TASK ITEM: Each entry is to be retyped exactly as it stands.

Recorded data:
>>

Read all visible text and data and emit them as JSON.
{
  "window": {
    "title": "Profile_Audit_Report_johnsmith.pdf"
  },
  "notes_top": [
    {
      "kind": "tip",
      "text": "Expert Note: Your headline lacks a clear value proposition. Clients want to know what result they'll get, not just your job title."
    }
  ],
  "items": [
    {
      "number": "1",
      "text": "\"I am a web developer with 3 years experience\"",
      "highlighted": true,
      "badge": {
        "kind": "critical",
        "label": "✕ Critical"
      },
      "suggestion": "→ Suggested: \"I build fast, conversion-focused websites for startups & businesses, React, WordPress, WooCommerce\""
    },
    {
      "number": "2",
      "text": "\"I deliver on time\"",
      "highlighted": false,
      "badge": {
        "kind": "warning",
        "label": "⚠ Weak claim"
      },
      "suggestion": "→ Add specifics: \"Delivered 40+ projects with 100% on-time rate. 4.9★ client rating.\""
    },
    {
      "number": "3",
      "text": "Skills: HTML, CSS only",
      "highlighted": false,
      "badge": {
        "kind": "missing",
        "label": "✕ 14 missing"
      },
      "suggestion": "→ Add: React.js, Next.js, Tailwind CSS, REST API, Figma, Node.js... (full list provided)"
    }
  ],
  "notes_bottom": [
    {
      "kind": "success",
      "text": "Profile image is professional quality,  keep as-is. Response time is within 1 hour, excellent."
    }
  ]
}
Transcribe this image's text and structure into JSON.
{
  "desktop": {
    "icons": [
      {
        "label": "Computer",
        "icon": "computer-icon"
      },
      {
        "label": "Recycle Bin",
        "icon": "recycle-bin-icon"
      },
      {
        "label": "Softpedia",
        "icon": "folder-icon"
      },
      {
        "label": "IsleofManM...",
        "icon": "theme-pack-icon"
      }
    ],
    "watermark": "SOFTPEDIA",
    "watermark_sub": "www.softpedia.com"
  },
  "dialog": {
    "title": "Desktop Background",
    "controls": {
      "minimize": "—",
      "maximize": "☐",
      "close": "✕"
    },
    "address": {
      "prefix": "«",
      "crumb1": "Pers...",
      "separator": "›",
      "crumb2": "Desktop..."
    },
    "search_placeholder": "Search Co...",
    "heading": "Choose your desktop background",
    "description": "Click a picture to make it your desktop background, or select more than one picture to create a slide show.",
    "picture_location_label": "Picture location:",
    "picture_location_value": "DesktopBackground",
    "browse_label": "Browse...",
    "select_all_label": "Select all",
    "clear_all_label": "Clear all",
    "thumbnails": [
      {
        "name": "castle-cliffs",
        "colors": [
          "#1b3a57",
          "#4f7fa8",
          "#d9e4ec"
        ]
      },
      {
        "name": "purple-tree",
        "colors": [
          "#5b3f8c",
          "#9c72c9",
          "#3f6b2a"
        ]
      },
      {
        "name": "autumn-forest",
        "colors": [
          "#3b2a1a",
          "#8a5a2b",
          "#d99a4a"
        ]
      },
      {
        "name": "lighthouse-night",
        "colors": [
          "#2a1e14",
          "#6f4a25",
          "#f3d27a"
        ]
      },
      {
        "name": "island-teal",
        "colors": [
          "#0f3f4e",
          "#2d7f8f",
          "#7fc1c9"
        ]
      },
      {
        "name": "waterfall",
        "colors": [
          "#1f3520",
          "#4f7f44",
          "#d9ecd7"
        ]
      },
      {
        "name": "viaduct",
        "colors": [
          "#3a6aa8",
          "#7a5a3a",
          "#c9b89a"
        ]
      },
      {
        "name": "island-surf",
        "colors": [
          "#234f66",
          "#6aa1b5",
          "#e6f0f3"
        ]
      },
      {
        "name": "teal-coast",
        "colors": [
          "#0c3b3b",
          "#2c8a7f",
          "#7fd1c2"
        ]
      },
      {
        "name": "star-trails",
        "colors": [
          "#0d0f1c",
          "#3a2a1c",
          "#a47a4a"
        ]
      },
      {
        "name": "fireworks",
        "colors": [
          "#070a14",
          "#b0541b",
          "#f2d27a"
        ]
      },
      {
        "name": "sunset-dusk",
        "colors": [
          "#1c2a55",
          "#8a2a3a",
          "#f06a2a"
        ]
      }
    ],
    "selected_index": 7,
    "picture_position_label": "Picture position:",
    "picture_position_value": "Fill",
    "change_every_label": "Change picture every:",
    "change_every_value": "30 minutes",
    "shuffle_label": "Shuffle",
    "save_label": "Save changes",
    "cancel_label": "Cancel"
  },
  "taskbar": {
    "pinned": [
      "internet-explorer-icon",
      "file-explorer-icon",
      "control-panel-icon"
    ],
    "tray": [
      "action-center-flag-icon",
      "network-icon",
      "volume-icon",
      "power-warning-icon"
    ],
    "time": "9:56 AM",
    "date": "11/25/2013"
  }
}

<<

ANSWER BELOW:
Read all visible text and data and emit them as JSON.
{
  "window": {
    "title": "Profile_Audit_Report_johnsmith.pdf"
  },
  "notes_top": [
    {
      "kind": "tip",
      "text": "Expert Note: Your headline lacks a clear value proposition. Clients want to know what result they'll get, not just your job title."
    }
  ],
  "items": [
    {
      "number": "1",
      "text": "\"I am a web developer with 3 years experience\"",
      "highlighted": true,
      "badge": {
        "kind": "critical",
        "label": "✕ Critical"
      },
      "suggestion": "→ Suggested: \"I build fast, conversion-focused websites for startups & businesses, React, WordPress, WooCommerce\""
    },
    {
      "number": "2",
      "text": "\"I deliver on time\"",
      "highlighted": false,
      "badge": {
        "kind": "warning",
        "label": "⚠ Weak claim"
      },
      "suggestion": "→ Add specifics: \"Delivered 40+ projects with 100% on-time rate. 4.9★ client rating.\""
    },
    {
      "number": "3",
      "text": "Skills: HTML, CSS only",
      "highlighted": false,
      "badge": {
        "kind": "missing",
        "label": "✕ 14 missing"
      },
      "suggestion": "→ Add: React.js, Next.js, Tailwind CSS, REST API, Figma, Node.js... (full list provided)"
    }
  ],
  "notes_bottom": [
    {
      "kind": "success",
      "text": "Profile image is professional quality,  keep as-is. Response time is within 1 hour, excellent."
    }
  ]
}
Transcribe this image's text and structure into JSON.
{
  "desktop": {
    "icons": [
      {
        "label": "Computer",
        "icon": "computer-icon"
      },
      {
        "label": "Recycle Bin",
        "icon": "recycle-bin-icon"
      },
      {
        "label": "Softpedia",
        "icon": "folder-icon"
      },
      {
        "label": "IsleofManM...",
        "icon": "theme-pack-icon"
      }
    ],
    "watermark": "SOFTPEDIA",
    "watermark_sub": "www.softpedia.com"
  },
  "dialog": {
    "title": "Desktop Background",
    "controls": {
      "minimize": "—",
      "maximize": "☐",
      "close": "✕"
    },
    "address": {
      "prefix": "«",
      "crumb1": "Pers...",
      "separator": "›",
      "crumb2": "Desktop..."
    },
    "search_placeholder": "Search Co...",
    "heading": "Choose your desktop background",
    "description": "Click a picture to make it your desktop background, or select more than one picture to create a slide show.",
    "picture_location_label": "Picture location:",
    "picture_location_value": "DesktopBackground",
    "browse_label": "Browse...",
    "select_all_label": "Select all",
    "clear_all_label": "Clear all",
    "thumbnails": [
      {
        "name": "castle-cliffs",
        "colors": [
          "#1b3a57",
          "#4f7fa8",
          "#d9e4ec"
        ]
      },
      {
        "name": "purple-tree",
        "colors": [
          "#5b3f8c",
          "#9c72c9",
          "#3f6b2a"
        ]
      },
      {
        "name": "autumn-forest",
        "colors": [
          "#3b2a1a",
          "#8a5a2b",
          "#d99a4a"
        ]
      },
      {
        "name": "lighthouse-night",
        "colors": [
          "#2a1e14",
          "#6f4a25",
          "#f3d27a"
        ]
      },
      {
        "name": "island-teal",
        "colors": [
          "#0f3f4e",
          "#2d7f8f",
          "#7fc1c9"
        ]
      },
      {
        "name": "waterfall",
        "colors": [
          "#1f3520",
          "#4f7f44",
          "#d9ecd7"
        ]
      },
      {
        "name": "viaduct",
        "colors": [
          "#3a6aa8",
          "#7a5a3a",
          "#c9b89a"
        ]
      },
      {
        "name": "island-surf",
        "colors": [
          "#234f66",
          "#6aa1b5",
          "#e6f0f3"
        ]
      },
      {
        "name": "teal-coast",
        "colors": [
          "#0c3b3b",
          "#2c8a7f",
          "#7fd1c2"
        ]
      },
      {
        "name": "star-trails",
        "colors": [
          "#0d0f1c",
          "#3a2a1c",
          "#a47a4a"
        ]
      },
      {
        "name": "fireworks",
        "colors": [
          "#070a14",
          "#b0541b",
          "#f2d27a"
        ]
      },
      {
        "name": "sunset-dusk",
        "colors": [
          "#1c2a55",
          "#8a2a3a",
          "#f06a2a"
        ]
      }
    ],
    "selected_index": 7,
    "picture_position_label": "Picture position:",
    "picture_position_value": "Fill",
    "change_every_label": "Change picture every:",
    "change_every_value": "30 minutes",
    "shuffle_label": "Shuffle",
    "save_label": "Save changes",
    "cancel_label": "Cancel"
  },
  "taskbar": {
    "pinned": [
      "internet-explorer-icon",
      "file-explorer-icon",
      "control-panel-icon"
    ],
    "tray": [
      "action-center-flag-icon",
      "network-icon",
      "volume-icon",
      "power-warning-icon"
    ],
    "time": "9:56 AM",
    "date": "11/25/2013"
  }
}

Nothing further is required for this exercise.